“I just think it’s so important to go, you know what? Sometimes you’re going to mess up. It won’t go to plan. You won’t get it done.”
She says there are a few key tips to make things easier on yourself:
- Make a meal plan — plan your meals for the week and shop accordingly
- Shop for specific clothes items rather than deciding at the store
- Make a habit around your reusables — wash your water bottle, reusable coffee cup and food containers on the day you prep for the week. Put them in your bag, your car, wherever they’ll be most convenient
- Put things you can’t recycle to use around the house, or donate them to places that can use them
- Before buying anything ask yourself: can this be reused, will it last, and is it recyclable?
- Schedule a farmers market or “zero-waste shop” every few months, then try to build up the frequency
- Start by replacing “low-hanging fruit”
Having a small worm farm helps her process some of her own food waste.
“What got me over the line in terms of getting rid of the red landfill bin was having a worm farm in my backyard, and also having access to a council food and organic waste service, as the worm farm can’t handle everything.”
But that’s not something available to everyone. So again, cut yourself some slack.
What low-hanging fruit?
So what is this low-hanging fruit you say?
Well, that’s different for everyone, and you should tailor your plan according to what works best for you.
But for Bel, the easiest things she replaced were:
- Plant pots — return to the nursery for re-use
- Bubble wrap — donate to local picture framer for use in the business
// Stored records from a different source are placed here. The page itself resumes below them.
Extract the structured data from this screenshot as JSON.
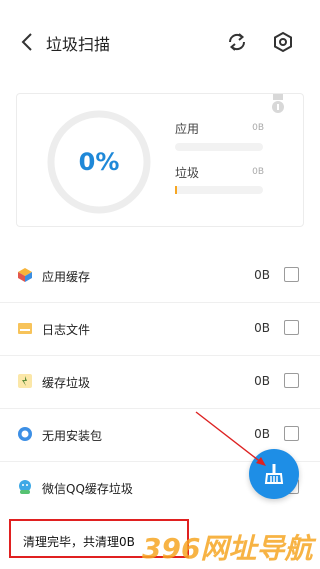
{
  "header": {
    "title": "垃圾扫描",
    "back_icon": "back-arrow-icon",
    "refresh_icon": "refresh-icon",
    "settings_icon": "settings-hexagon-icon"
  },
  "summary": {
    "percent": "0%",
    "progress_fraction": 0,
    "apps_label": "应用",
    "apps_value": "0B",
    "junk_label": "垃圾",
    "junk_value": "0B",
    "accent_color": "#1e88d8",
    "bar_color": "#f6a623"
  },
  "items": [
    {
      "label": "应用缓存",
      "size": "0B",
      "icon": "app-cache-icon"
    },
    {
      "label": "日志文件",
      "size": "0B",
      "icon": "log-file-icon"
    },
    {
      "label": "缓存垃圾",
      "size": "0B",
      "icon": "cache-junk-icon"
    },
    {
      "label": "无用安装包",
      "size": "0B",
      "icon": "apk-package-icon"
    },
    {
      "label": "微信QQ缓存垃圾",
      "size": "",
      "icon": "wechat-qq-icon"
    }
  ],
  "fab": {
    "icon": "broom-clean-icon",
    "color": "#1e8ee6"
  },
  "toast": {
    "text": "清理完毕，共清理0B"
  },
  "watermark": {
    "text": "396网址导航"
  }
}
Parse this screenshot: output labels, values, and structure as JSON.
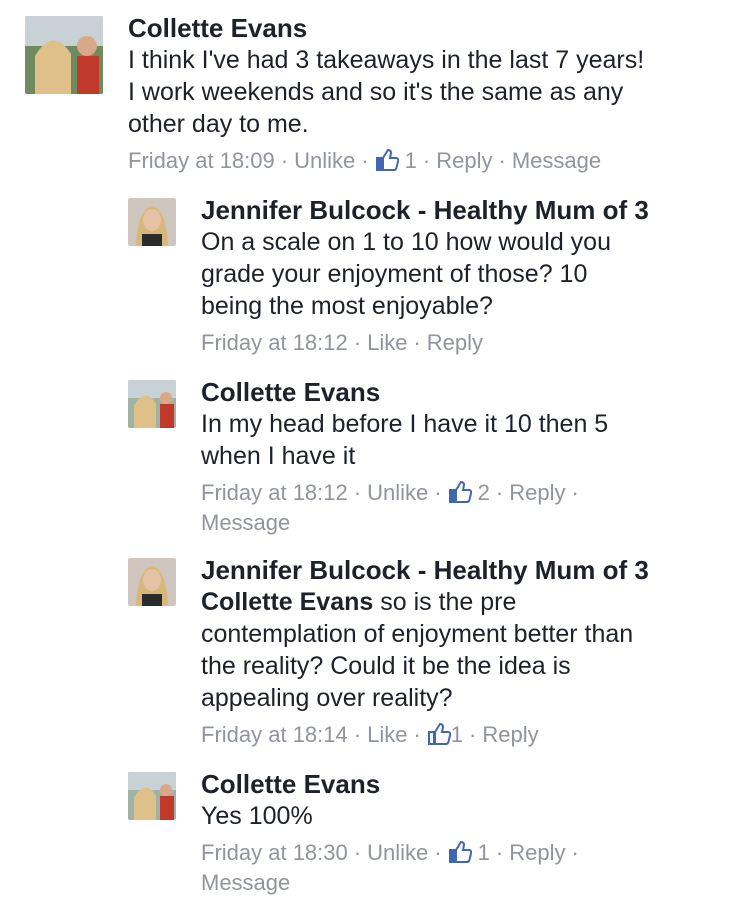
{
  "comments": [
    {
      "author": "Collette Evans",
      "text": "I think I've had 3 takeaways in the last 7 years!\nI work weekends and so it's the same as any\nother day to me.",
      "time": "Friday at 18:09",
      "like_action": "Unlike",
      "like_count": "1",
      "reply": "Reply",
      "message": "Message"
    },
    {
      "author": "Jennifer Bulcock - Healthy Mum of 3",
      "text": "On a scale on 1 to 10 how would you\ngrade your enjoyment of those? 10\nbeing the most enjoyable?",
      "time": "Friday at 18:12",
      "like_action": "Like",
      "reply": "Reply"
    },
    {
      "author": "Collette Evans",
      "text": "In my head before I have it 10 then 5\nwhen I have it",
      "time": "Friday at 18:12",
      "like_action": "Unlike",
      "like_count": "2",
      "reply": "Reply",
      "message": "Message"
    },
    {
      "author": "Jennifer Bulcock - Healthy Mum of 3",
      "mention": "Collette Evans",
      "text": " so is the pre\ncontemplation of enjoyment better than\nthe reality? Could it be the idea is\nappealing over reality?",
      "time": "Friday at 18:14",
      "like_action": "Like",
      "like_count": "1",
      "reply": "Reply"
    },
    {
      "author": "Collette Evans",
      "text": "Yes 100%",
      "time": "Friday at 18:30",
      "like_action": "Unlike",
      "like_count": "1",
      "reply": "Reply",
      "message": "Message"
    }
  ],
  "colors": {
    "link_blue": "#4267b2",
    "meta_gray": "#90949c",
    "text": "#1d2129"
  }
}
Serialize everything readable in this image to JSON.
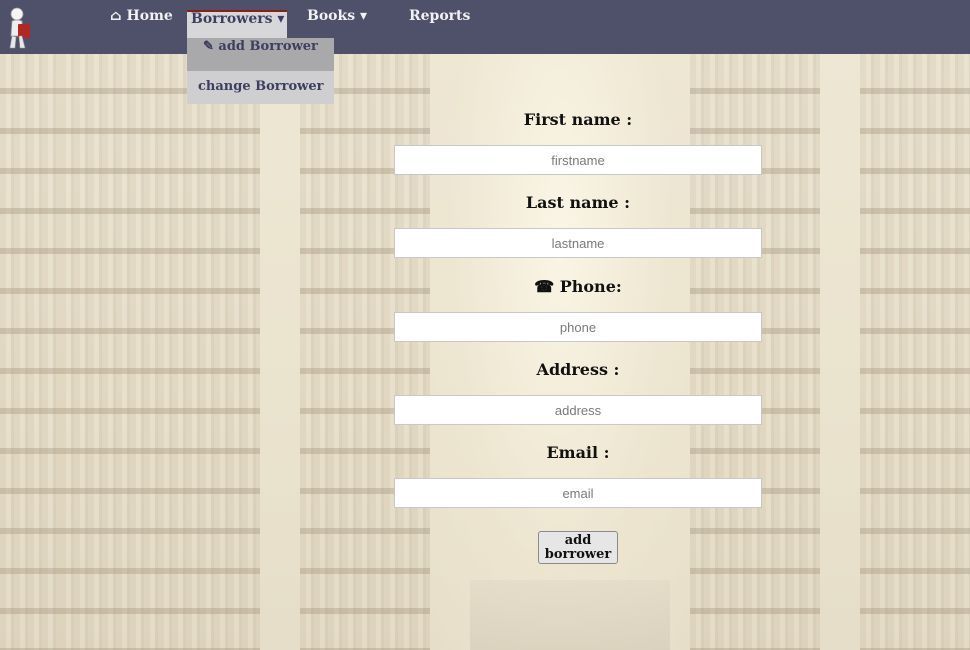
{
  "nav": {
    "home_label": "⌂ Home",
    "borrowers_label": "Borrowers ▾",
    "books_label": "Books ▾",
    "reports_label": "Reports"
  },
  "borrowers_menu": {
    "add_label": "✎ add Borrower",
    "change_label": "change Borrower"
  },
  "form": {
    "first_name_label": "First name :",
    "first_name_placeholder": "firstname",
    "last_name_label": "Last name :",
    "last_name_placeholder": "lastname",
    "phone_label": "☎ Phone:",
    "phone_placeholder": "phone",
    "address_label": "Address :",
    "address_placeholder": "address",
    "email_label": "Email :",
    "email_placeholder": "email",
    "submit_label": "add borrower"
  },
  "colors": {
    "navbar": "#4f5069",
    "active_tab_accent": "#8c1d1d",
    "dropdown": "#cfcfd2"
  },
  "icons": {
    "logo": "reader-figure-logo",
    "home": "home-icon",
    "phone": "phone-icon",
    "edit": "pencil-icon"
  }
}
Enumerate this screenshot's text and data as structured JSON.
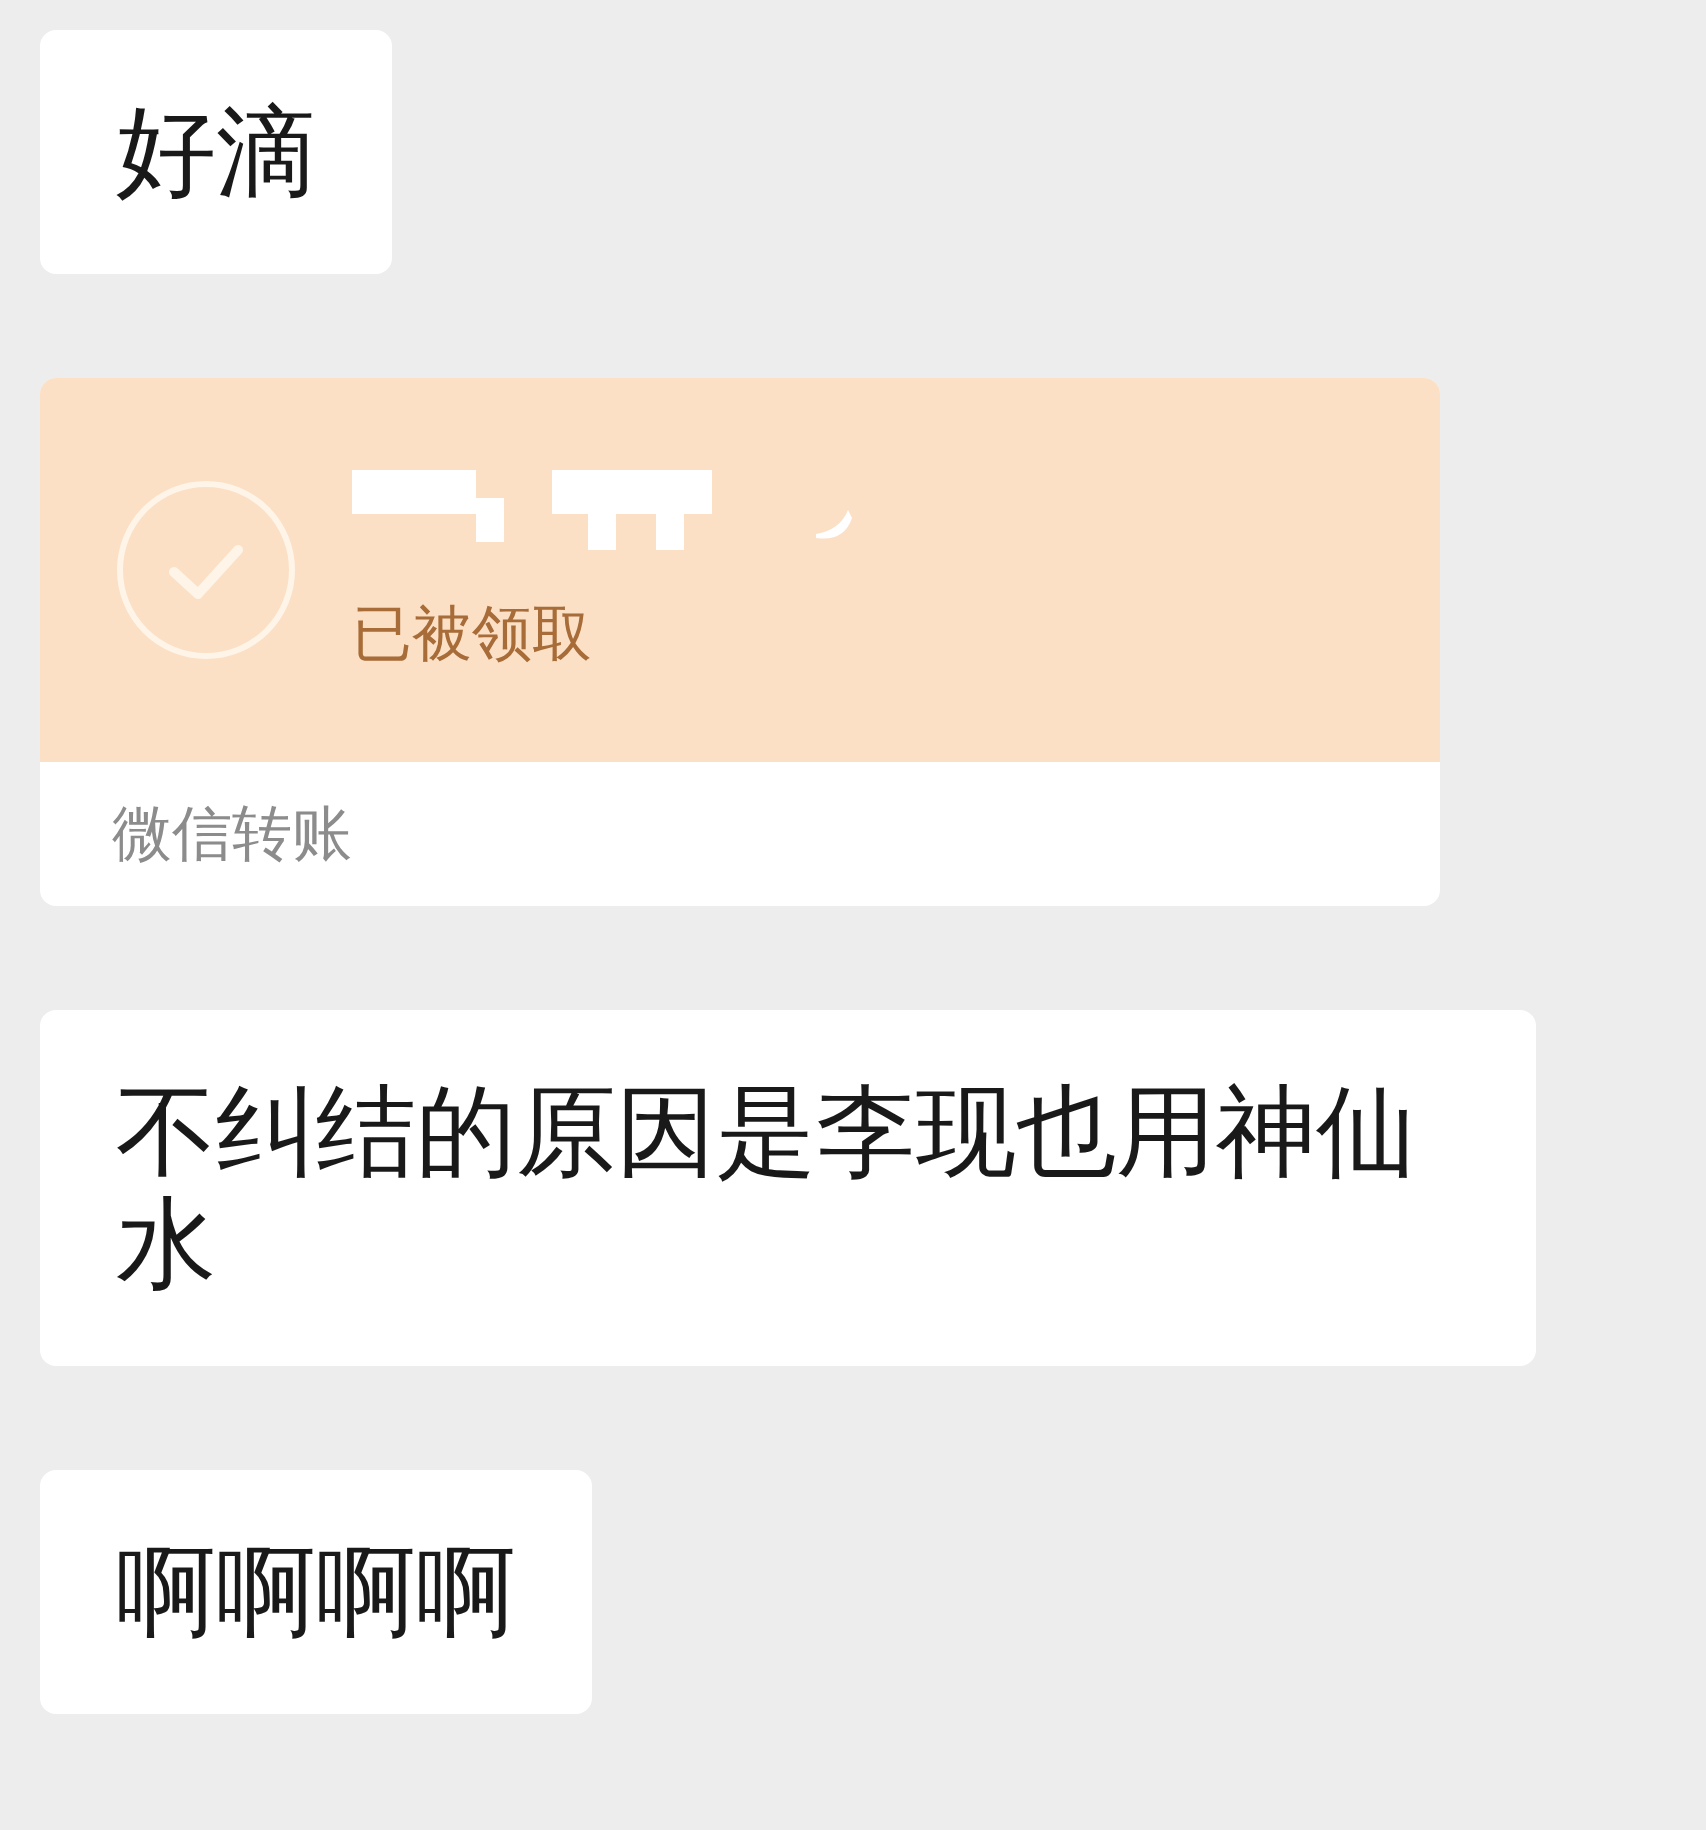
{
  "messages": [
    {
      "kind": "text",
      "text": "好滴"
    },
    {
      "kind": "transfer",
      "status": "已被领取",
      "label": "微信转账"
    },
    {
      "kind": "text",
      "text": "不纠结的原因是李现也用神仙水"
    },
    {
      "kind": "text",
      "text": "啊啊啊啊"
    }
  ]
}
- Cling wrap — use bees wax wraps, plates, or serving bowls with lids
- Baking paper — reusable silicon baking mat
- Water bottle — reusable bottle
- Soft drinks — use a sparkling water machine
- Coffee cups — reusable cup
- Paper towels — tea towel and reusable kitchen wipes
- Clothes — clothes swaps, buying second hand, renting
- Cotton wool and nail polish remover pads — reusable, washable pads
- Face wipes — face wash or flannel
Think outside the box
These days, Bel runs her own consultancy, advising businesses on how they can cut down on waste and emissions.
She’s also published an audit of her own waste footprint, which includes the waste from her business.
She stresses that access to different services and living arrangements means there are no blanket rules for people, but these are some ideas and resources that can help people reduce their waste.
- #Take3fortheSea — picking up three bits of rubbish when you visit the beach or any environment
- Toy Libraries Australia — lists locations of toy libraries where you can rent and return kids’ toys
- Tool libraries, where you can borrow anything from lawnmowers to nail guns, are popping up around the country. A quick internet search can show locations nearest you
- Vinyl Council of Australia — lists locations where you can take PVC products, like piping, to be recycled
- Refillable consumables — some shops offer refillable shampoo, deodorants, cleaning products, food such as grains, and even milk and beer
- Farmers markets can be a way to cut down on plastic packaging
- Some nurseries and select locations of major hardware stores take back plant pots for reuse
- Signing up for a regular veggie box delivery, especially from a service that takes their boxes back, can also cut down on packaging
Most of all Bel says it’s about figuring out what works for you.
And it’s also about recognising that we’re working within a pretty difficult system. A system which also needs to make changes if we’re really going to get on top of our waste problems.